Last year gave the Dallas Cowboys some conflicting evidence at the defensive tackle position. Strong play in the regular season didn’t translate to the playoffs, and it’s left the team with a quandary over how to handle the interior of the defensive line during this 2019 offseason.
The Cowboys entered the 2018 playoffs as one of the top run defenses in the NFL. They ranked fifth in the league in both rushing yards allowed (94.6 per-game) and yards-per-attempt (3.8).
The run defense even showed up in the playoff win over the Seahawks, with Dallas allowing just 73 rushing yards on 24 carries. Seattle was the NFL’s top rushing team in the regular season.
But then came the ill-fated trip to Los Angeles, where the Rams decimated the Cowboys’ defense with 273 rushing yards.
While they say first impressions are the most important, sometimes your last one is just as critical. The sting of that loss, especially how hapless the team was against the run, will have an impact on everything that Dallas does this offseason.
What could it mean for the defensive tackles?
There was some thought that veteran Tyrone Crawford could be a salary cap casualty this year. Dallas can save $5.9 million by releasing him now or $7 million by making him a post-June 1st cut. That’s money which could be used to help re-sign DeMarcus Lawrence, add Earl Thomas, extend Dak Prescott, or many other moves.
But then about a week ago, reports came out that the Cowboys do not plan to re-sign David Irving. If that wasn’t enough to help Crawford’s job security, it was announced on Tuesday that Randy Gregory had been suspended indefinitely by the league for further substance abuse violations.
This almost assures that Tyrone will stick around in 2019, though he may be playing more on the outside than the interior. He will likely be a starting DE and then move inside on some passing downs.
Barring any offseason acquisitions, Maliek Collins and Antwaun Woods will return as the primary tackles. They come at a combined bargain of just around $2.8 million, with Collins making up most of that one
This duo was emerging nicely throughout last season, arguably playing their best ball by December. You could even give them a partial pass for the Rams game as Collins was battling illness and Woods played with a torn labrum after the 2nd quarter.
Both Maliek and Antwaun will be on expiring contracts, although Woods will only be a restricted free agent in 2020. Even if the Cowboys feel good about this pair as their 2019 starters, they may still want to prepare for the future with Collins soon headed into free agency.
The team faces a tough decision with Maliek Collins, both this year and next season. He’s been solid for a third-round pick but inconsistent in his play, seemingly due more to always nursing some kind of injury than any lack of talent.
Maliek takes a lot of snaps, leading all defensive linemen in 2016-2017 and near the top last year in the games he played. He’s produced an adequate 10.5 sacks in his career, but half of that came in his rookie season playing next to Terrell McClain.
If the Cowboys want to find an upgrade at defensive tackle, they may very well be giving away Collins’ spot.

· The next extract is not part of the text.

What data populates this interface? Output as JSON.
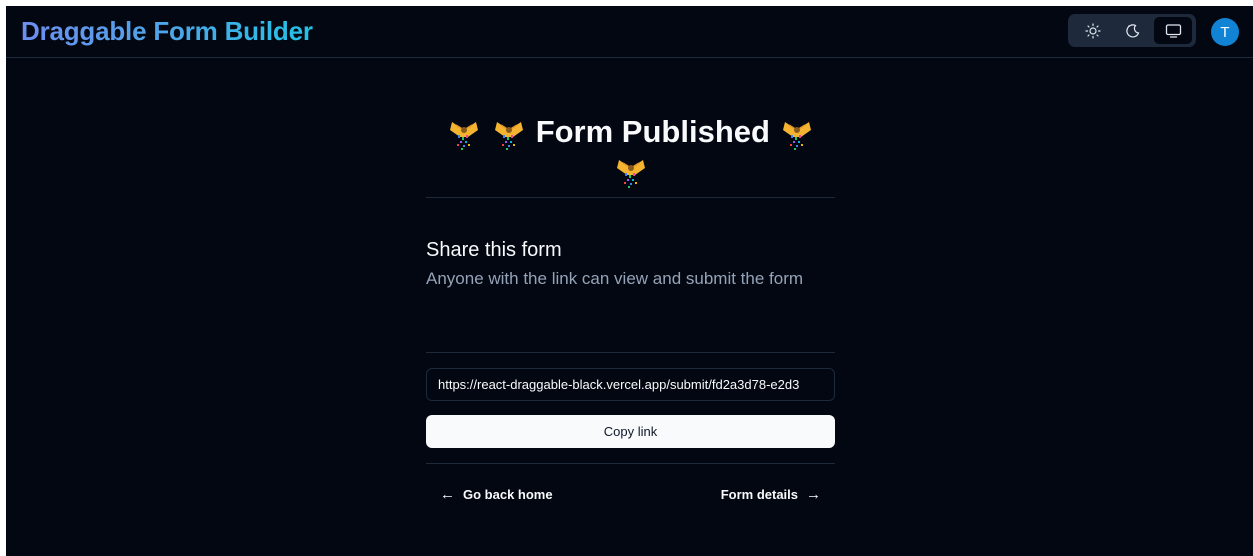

In that scenario, Dallas could look to find a trade partner. Maliek turns just 24 in April and would cost his next team just $850k in base salary for 2019. The Cowboys would save about $2 million off his scheduled cap hit.
The money isn’t prohibitive; Dallas could keep Collins to compete with Woods for a starting role or even to just be a versatile backup. They have total financial flexibility.
Even if the team does look to add an upgrade it still makes sense to hang on to Maliek. The only other DT of consequence on the roster right now is Daniel Ross, who Dallas will almost surely re-sign as an exclusive rights free agent. Having Collins, Ross, and Woods with some free agent or rookie addition would round out the depth chart fairly well.
We mention potential upgrades in free agency because there could be several available. Many expect the Bucs to make six-time Pro Bowler Gerald McCoy a salary cap casualty, even though he’s posted six sacks or more every season since 2013. While he just turned 31 in February, McCoy could bring a boost do the Cowboys’ defensive front.
Dallas probably won’t be looking to pay market price on a guy like Grady Jarrett, but they could also explore second-tier options like Darius Philon (Chargers) or Muhammad Wilkerson (Packers). They have the money, even if they retain Crawford and Collins.
The draft is another option. There could be a few solid DT prospects available when Dallas picks at #58, such as Jeffery Simmons from Mississippi St. or Miami’s Gerald Willis III.
If the Cowboys sign Earl Thomas at safety and aren’t looking to spend a high pick on TE after Jason Witten’s return, then defensive tackle could very well be at or neat the top of their draft needs this April.
This could go any number of ways, and one of those includes just standing pat. Dallas might decide that Maliek Collins and Antwaun Woods were good enough to stick with for next year, seeing the Rams game as an anomaly and focusing on their play throughout the season.
Thankfully, to whatever extent they assess their need at defensive tackle, the Dallas Cowboys have plenty of options to address it. It’s not a flashy position, but it’s a very important one for them to consider this offseason.